* [WHAT TO WORK ON] In the lines below, count those containing the word "Trabalhos" and give the number alone.

Interface dataset entries:
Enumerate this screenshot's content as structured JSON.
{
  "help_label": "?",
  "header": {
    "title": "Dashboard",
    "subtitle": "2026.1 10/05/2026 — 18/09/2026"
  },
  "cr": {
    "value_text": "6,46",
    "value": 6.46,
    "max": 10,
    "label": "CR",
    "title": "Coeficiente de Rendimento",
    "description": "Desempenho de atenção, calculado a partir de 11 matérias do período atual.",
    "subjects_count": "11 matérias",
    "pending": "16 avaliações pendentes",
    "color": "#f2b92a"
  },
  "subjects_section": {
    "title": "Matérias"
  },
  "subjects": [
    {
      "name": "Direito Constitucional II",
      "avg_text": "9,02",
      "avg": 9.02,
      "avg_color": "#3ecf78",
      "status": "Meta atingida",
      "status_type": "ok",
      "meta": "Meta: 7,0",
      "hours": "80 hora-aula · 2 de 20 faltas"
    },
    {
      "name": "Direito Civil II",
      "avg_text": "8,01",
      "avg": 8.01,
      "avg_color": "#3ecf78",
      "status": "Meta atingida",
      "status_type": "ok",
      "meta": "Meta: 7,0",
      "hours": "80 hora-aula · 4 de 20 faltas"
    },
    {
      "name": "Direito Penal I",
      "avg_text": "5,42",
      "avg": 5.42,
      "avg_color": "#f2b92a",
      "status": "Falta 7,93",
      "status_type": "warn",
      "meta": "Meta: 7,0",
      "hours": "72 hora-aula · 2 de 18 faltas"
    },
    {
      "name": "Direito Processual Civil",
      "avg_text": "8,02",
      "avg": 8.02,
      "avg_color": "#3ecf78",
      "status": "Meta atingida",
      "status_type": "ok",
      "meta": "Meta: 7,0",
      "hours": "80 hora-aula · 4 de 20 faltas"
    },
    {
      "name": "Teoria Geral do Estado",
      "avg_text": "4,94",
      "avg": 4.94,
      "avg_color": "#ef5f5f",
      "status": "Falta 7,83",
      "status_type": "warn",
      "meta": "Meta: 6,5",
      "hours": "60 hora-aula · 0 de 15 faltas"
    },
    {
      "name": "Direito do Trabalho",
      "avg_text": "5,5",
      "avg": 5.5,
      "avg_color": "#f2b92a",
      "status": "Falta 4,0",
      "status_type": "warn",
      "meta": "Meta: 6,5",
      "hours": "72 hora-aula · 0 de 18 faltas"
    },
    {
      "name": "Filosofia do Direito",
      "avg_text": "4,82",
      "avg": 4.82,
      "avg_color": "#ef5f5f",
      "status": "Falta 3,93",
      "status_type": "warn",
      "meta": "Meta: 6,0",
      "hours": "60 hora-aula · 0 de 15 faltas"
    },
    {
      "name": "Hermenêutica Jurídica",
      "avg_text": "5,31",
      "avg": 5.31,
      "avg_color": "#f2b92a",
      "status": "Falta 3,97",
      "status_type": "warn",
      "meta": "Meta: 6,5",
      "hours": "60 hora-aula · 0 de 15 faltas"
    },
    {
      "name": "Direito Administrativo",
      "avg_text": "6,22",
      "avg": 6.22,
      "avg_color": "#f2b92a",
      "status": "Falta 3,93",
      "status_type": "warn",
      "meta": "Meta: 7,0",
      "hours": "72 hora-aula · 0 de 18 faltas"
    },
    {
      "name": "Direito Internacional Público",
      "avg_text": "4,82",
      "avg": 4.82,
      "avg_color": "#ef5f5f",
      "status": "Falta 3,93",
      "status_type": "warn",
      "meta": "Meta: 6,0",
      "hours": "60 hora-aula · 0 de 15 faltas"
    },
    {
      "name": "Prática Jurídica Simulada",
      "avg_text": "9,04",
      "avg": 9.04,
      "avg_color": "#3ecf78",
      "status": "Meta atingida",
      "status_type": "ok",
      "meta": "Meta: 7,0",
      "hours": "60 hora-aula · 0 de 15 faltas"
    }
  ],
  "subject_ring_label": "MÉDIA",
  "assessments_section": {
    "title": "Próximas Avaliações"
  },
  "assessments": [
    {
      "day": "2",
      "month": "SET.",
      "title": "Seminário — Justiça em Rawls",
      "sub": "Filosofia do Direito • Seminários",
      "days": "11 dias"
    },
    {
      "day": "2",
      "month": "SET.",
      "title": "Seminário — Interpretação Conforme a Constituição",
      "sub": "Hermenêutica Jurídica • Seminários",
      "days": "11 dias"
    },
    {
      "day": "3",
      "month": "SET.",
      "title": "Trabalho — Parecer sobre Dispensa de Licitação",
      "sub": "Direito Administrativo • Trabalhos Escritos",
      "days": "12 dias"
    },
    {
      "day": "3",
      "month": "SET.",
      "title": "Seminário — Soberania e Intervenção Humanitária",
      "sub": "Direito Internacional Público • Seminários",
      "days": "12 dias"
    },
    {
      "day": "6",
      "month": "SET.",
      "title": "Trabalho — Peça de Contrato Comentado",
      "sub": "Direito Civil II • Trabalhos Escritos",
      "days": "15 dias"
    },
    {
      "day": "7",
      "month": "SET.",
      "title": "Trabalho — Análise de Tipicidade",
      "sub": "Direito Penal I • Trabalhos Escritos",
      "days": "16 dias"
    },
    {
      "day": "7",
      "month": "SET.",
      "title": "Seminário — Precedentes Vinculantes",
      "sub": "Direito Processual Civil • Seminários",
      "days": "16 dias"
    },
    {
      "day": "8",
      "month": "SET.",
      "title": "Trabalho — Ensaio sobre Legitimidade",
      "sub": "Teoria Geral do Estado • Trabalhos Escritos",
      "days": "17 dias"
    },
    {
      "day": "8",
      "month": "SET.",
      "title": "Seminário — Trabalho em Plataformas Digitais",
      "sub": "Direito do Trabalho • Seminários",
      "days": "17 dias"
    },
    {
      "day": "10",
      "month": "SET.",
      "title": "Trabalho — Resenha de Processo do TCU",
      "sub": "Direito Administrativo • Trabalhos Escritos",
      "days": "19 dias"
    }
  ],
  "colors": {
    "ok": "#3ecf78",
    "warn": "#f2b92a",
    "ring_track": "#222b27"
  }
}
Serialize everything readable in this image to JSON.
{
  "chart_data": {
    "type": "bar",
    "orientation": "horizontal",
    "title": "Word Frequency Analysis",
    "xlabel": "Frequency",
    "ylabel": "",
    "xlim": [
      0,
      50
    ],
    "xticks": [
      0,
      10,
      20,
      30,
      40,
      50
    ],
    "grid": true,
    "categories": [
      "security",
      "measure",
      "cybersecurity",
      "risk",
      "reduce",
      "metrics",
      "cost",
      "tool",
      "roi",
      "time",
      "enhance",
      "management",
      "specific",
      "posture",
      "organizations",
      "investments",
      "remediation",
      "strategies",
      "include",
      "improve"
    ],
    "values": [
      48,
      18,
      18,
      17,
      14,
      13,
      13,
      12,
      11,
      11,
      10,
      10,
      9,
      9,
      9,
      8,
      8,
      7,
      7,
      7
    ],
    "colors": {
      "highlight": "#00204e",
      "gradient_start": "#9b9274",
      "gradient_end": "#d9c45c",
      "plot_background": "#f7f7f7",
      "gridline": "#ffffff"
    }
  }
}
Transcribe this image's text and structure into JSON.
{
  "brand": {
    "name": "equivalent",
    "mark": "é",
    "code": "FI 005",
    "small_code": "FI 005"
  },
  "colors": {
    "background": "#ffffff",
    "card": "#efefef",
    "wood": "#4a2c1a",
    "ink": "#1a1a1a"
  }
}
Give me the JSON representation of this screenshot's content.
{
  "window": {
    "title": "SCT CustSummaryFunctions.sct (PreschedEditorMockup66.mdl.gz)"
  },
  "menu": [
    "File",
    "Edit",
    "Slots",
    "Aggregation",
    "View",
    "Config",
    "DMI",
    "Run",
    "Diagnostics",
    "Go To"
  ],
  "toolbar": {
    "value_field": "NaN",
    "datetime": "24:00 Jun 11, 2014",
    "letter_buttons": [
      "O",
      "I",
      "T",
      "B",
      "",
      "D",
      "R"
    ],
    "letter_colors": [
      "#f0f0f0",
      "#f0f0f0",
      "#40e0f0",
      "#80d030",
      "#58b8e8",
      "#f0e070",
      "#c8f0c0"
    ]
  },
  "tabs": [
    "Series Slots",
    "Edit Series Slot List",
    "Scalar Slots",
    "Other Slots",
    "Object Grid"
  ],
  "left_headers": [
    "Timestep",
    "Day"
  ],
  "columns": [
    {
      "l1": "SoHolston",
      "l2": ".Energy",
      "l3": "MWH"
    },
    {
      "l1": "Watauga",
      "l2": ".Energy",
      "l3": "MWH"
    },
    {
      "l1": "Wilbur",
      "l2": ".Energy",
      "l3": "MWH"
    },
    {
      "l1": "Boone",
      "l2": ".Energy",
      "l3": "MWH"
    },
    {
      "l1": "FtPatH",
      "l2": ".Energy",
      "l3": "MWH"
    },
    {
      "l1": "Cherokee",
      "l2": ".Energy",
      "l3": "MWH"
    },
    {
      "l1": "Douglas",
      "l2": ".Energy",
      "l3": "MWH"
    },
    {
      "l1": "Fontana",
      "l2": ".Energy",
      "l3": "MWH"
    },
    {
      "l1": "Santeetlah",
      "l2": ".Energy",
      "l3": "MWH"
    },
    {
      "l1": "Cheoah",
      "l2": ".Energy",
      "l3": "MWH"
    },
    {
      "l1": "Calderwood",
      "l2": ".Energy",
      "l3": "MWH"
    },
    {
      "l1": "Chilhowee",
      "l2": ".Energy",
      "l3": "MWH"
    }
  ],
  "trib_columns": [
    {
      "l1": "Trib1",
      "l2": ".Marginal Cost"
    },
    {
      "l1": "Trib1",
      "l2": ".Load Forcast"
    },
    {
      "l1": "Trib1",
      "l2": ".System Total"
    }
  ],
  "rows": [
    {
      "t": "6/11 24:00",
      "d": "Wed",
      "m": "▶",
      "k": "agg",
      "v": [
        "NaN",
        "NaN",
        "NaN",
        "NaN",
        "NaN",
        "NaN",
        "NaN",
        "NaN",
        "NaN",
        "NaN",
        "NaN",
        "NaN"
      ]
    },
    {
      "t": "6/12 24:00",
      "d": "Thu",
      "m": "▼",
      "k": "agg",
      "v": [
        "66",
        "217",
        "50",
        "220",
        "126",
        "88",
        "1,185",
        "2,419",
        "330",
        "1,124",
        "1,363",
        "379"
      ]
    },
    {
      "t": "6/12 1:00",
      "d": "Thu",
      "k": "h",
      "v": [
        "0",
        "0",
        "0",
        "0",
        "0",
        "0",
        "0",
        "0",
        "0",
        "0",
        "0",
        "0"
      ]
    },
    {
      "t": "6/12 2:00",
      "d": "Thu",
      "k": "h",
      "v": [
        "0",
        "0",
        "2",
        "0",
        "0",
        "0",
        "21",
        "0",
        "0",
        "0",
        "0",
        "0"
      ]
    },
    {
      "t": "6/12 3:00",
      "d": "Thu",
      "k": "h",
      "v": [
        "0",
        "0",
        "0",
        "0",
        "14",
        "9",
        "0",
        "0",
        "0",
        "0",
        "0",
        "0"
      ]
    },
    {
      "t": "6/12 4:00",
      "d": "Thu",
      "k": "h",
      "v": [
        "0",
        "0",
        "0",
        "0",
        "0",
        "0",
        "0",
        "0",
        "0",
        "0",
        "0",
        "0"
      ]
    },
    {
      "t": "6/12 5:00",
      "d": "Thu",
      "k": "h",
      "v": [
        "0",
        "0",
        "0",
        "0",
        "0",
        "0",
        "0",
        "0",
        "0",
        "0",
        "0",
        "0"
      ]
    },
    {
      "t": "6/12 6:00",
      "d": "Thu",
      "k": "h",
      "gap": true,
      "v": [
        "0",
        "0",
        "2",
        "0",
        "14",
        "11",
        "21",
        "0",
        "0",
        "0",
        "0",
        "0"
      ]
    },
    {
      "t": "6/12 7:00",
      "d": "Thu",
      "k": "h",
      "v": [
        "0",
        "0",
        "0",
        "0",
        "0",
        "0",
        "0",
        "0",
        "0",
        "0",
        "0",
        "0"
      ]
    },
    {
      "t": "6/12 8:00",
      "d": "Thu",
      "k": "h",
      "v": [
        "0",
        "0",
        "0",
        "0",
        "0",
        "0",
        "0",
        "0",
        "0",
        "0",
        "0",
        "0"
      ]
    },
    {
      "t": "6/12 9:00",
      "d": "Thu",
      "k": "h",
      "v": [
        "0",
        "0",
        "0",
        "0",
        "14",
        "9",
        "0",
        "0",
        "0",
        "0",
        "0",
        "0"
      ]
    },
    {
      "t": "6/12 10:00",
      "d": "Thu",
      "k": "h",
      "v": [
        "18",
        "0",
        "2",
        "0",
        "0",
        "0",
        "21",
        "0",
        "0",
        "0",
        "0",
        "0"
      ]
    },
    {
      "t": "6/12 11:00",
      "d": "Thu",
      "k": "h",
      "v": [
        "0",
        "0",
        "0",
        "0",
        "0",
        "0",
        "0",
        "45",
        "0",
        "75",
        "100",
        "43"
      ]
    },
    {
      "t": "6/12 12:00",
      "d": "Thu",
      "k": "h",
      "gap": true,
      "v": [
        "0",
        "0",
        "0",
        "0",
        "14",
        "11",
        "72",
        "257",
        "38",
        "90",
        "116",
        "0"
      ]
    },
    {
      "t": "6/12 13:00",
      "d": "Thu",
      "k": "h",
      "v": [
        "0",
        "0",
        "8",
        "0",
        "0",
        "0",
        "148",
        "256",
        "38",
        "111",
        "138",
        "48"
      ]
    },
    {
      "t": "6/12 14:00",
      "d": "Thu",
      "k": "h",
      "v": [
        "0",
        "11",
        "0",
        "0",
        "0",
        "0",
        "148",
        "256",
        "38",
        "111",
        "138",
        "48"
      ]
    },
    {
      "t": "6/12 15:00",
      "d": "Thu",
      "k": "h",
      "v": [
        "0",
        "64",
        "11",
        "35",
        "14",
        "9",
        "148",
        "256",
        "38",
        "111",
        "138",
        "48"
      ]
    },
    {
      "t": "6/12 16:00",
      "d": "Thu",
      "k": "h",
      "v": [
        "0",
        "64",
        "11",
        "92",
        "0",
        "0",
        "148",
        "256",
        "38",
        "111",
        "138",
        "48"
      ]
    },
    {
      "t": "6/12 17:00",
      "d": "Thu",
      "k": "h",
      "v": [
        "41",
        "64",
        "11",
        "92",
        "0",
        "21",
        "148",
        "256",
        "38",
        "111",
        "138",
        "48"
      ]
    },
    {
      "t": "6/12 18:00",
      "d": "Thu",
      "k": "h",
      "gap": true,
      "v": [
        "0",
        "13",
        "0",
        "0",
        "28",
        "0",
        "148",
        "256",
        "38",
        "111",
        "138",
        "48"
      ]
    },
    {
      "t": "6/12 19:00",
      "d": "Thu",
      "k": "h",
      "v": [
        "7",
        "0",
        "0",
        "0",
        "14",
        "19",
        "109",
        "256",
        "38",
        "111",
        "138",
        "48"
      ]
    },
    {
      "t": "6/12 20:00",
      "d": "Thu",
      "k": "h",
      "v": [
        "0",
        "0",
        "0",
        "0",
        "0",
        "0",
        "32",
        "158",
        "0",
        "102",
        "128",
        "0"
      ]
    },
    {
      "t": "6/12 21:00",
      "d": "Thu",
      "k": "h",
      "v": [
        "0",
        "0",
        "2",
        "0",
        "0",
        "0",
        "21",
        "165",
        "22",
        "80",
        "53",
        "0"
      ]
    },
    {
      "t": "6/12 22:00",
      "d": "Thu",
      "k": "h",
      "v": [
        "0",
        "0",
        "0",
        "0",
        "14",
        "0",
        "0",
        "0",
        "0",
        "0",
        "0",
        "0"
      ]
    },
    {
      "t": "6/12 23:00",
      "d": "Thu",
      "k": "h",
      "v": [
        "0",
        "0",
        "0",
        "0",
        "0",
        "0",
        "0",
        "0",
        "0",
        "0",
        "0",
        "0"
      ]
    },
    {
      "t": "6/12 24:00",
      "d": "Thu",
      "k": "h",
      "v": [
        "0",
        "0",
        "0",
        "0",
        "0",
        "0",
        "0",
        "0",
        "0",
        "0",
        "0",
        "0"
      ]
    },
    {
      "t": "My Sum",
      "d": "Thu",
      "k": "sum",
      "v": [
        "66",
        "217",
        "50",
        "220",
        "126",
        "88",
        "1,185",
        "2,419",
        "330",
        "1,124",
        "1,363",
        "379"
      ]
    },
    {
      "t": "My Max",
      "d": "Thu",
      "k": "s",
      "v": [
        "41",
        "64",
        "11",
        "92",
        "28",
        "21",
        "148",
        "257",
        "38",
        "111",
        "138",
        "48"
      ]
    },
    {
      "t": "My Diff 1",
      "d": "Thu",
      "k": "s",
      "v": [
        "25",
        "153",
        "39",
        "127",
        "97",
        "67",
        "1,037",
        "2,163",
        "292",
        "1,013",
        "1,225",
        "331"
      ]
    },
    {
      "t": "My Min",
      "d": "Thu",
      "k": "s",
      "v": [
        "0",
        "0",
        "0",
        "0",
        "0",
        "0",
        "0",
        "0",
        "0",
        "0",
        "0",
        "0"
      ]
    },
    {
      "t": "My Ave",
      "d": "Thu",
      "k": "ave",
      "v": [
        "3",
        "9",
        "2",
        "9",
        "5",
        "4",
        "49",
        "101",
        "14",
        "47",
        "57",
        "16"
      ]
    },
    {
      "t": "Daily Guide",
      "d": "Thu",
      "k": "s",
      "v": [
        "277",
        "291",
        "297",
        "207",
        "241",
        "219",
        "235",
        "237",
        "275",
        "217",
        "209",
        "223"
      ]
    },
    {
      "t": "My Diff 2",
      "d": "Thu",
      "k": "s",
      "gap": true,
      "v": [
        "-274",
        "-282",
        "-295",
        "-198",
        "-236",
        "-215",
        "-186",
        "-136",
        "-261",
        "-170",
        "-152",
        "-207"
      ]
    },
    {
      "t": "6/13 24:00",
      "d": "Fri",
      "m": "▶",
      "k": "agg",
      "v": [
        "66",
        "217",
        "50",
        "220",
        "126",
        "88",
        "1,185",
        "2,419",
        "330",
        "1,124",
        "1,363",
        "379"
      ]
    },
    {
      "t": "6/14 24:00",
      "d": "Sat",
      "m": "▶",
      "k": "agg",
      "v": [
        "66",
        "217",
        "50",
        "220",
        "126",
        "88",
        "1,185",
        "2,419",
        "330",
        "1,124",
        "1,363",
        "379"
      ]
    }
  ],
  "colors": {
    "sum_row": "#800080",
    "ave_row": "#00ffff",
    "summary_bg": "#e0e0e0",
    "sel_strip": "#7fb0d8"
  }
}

* [RESPONSE AREA] 5